Sayf al-Islam said he was not at odds with his father
The son of Libyan leader Muammar Gaddafi has announced his retirement from political life.
Sayf al-Islam Gaddafi has been a leading proponent of reform through his charity, The Gaddafi Foundation.
He said he had been obliged to intervene politically, but this was no longer necessary, as Libya now had institutions and systems it had lacked.
He has previously denied reports he was being groomed to take power and said there was no rift with his father.
He has no official role in government but in the past four years he has come into the limelight internationally because of his interventions.
The BBC's Rana Jawad in the capital, Tripoli, says in an hour-long televised speech, Sayf al-Islam Gaddafi took some credit for the rehabilitation of Libya's reputation.
"I intervened extensively in everything: our foreign policy, in a lot of problems, in development, in housing.

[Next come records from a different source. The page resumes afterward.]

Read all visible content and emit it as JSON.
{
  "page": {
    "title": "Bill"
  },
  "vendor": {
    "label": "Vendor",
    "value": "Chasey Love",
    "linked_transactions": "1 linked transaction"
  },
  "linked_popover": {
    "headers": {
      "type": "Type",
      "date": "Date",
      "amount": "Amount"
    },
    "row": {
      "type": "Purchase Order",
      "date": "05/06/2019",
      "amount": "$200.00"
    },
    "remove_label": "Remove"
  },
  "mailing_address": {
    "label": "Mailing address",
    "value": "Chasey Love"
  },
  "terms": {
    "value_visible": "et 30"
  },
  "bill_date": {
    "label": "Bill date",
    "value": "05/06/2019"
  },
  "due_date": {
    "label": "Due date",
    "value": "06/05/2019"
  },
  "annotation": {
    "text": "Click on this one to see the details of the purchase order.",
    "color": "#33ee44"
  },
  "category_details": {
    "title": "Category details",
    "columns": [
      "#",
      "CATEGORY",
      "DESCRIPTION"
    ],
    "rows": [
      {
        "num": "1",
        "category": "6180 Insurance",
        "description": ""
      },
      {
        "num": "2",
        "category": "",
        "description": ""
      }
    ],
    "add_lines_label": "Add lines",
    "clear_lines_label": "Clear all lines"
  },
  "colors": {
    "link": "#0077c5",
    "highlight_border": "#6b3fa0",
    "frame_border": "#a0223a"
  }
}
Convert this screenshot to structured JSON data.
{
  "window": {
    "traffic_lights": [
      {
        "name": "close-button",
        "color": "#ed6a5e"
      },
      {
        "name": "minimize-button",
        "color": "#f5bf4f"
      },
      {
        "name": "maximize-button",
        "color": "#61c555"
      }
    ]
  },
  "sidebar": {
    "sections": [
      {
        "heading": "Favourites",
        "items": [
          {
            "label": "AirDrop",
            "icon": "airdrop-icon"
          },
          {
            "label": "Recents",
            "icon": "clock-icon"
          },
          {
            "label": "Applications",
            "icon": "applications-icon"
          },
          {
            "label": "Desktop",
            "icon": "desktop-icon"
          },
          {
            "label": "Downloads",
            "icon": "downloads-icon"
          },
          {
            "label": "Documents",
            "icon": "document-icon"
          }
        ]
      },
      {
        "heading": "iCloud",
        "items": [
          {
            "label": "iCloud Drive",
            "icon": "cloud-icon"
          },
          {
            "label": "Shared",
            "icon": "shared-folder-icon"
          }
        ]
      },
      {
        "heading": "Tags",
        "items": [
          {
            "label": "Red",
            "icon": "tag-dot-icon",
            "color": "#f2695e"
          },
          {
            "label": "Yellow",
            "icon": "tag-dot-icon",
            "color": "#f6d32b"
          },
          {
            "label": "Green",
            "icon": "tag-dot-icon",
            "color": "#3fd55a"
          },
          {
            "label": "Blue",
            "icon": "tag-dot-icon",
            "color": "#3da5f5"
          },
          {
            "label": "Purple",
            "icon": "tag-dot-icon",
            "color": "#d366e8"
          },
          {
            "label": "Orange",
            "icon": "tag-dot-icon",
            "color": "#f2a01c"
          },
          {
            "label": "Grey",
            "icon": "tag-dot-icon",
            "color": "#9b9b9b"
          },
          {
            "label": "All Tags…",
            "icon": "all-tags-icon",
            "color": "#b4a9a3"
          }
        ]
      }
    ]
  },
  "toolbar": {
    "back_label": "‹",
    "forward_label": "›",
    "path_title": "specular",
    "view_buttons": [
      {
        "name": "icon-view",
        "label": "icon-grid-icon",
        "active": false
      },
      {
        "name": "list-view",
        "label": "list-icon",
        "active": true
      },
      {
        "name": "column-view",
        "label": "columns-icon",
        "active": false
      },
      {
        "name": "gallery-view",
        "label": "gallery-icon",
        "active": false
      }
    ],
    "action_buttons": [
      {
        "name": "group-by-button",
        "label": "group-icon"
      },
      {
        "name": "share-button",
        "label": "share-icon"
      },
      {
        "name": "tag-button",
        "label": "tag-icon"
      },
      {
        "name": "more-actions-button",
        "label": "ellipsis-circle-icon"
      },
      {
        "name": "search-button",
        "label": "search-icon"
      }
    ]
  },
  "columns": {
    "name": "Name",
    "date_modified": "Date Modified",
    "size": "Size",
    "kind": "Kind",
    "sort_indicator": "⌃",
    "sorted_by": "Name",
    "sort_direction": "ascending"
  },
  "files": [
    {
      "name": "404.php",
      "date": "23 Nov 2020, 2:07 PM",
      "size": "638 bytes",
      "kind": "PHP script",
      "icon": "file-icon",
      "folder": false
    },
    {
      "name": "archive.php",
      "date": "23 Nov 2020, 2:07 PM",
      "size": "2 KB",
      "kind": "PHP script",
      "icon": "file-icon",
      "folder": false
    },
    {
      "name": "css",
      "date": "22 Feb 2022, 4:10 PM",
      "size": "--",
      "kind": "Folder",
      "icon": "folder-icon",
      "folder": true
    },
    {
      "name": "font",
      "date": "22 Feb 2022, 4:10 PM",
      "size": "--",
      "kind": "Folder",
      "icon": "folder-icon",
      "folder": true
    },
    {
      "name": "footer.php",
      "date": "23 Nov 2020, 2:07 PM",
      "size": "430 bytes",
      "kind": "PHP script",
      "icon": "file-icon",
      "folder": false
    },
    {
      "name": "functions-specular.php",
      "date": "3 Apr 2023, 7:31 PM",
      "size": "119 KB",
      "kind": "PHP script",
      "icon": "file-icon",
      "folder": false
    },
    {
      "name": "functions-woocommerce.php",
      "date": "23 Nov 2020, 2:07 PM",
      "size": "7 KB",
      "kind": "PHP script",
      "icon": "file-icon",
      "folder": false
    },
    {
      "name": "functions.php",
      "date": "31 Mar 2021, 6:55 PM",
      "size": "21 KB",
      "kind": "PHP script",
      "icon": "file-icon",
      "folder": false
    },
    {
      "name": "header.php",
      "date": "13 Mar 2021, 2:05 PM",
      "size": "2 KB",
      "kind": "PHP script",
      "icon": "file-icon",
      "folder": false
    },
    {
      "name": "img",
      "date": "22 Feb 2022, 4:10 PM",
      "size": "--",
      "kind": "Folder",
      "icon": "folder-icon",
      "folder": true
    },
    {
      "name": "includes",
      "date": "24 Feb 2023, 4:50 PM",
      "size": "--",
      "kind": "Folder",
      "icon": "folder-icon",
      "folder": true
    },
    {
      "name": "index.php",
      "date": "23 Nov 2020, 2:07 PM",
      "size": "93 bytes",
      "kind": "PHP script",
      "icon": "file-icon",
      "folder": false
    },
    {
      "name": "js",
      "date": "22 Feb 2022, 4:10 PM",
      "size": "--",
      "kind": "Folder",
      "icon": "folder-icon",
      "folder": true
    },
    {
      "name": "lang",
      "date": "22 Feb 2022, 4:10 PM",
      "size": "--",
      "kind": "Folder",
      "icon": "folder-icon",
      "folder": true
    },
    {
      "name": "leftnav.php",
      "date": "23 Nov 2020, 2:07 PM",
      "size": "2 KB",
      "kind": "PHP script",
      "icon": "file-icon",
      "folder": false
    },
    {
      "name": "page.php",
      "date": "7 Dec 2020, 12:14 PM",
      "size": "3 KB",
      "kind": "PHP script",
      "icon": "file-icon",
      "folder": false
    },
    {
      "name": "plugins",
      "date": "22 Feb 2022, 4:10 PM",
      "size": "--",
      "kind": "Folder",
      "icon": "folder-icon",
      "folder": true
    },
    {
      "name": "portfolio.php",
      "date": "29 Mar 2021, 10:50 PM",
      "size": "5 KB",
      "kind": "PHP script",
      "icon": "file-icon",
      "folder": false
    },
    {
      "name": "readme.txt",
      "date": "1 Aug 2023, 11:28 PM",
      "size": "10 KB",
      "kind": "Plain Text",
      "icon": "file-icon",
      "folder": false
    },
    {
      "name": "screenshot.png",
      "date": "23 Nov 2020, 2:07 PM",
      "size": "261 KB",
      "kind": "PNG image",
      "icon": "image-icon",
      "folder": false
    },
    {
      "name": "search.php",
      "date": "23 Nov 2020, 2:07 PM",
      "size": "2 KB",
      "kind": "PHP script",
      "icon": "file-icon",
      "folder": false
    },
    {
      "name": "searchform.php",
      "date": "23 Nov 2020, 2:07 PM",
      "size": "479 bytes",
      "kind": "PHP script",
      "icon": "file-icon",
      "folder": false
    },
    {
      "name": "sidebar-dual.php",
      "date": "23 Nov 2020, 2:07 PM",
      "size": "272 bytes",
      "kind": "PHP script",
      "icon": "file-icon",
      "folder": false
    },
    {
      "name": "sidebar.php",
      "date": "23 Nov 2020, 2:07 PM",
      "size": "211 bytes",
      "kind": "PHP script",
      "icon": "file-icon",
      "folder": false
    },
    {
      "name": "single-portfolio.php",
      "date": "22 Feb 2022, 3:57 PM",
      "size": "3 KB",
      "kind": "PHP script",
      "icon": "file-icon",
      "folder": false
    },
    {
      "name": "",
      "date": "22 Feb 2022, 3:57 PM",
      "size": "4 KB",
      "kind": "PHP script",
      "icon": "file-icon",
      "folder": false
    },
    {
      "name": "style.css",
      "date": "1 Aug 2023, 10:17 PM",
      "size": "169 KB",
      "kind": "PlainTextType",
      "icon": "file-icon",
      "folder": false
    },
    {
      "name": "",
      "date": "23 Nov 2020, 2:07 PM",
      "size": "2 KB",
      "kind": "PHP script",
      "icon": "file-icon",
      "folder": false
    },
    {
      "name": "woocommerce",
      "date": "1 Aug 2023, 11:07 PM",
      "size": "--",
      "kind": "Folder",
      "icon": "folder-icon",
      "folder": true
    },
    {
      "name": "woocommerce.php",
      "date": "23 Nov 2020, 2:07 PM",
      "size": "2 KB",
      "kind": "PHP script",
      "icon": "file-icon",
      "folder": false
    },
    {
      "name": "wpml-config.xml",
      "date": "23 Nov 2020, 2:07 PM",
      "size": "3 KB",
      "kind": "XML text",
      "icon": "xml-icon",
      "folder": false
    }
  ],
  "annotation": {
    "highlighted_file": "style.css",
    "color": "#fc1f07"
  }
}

Because there were no institutions or an administrative system that were able to do so," he told a crowd in the desert town of Sebha.
"But now the situation has changed and if I continue there will be a problem."
He said the decision-making process should not be held in the hands of a few people and again urged the creation of more civil societies, an independent media and a judiciary enshrined in a new constitution.
These goals were the responsibility of all Libyans, he said, to a standing ovation in Sebha, where he was addressing a crowd of thousands of young supporters.
Sayf al-Islam is one of seven of Col Gaddafi's sons.
The Libyan leader's youngest son, Hannibal, has caused a diplomatic row with Switzerland after being charged with assaulting two of his servants last month.
Libya's state shipping company halted oil shipments to Switzerland in protest.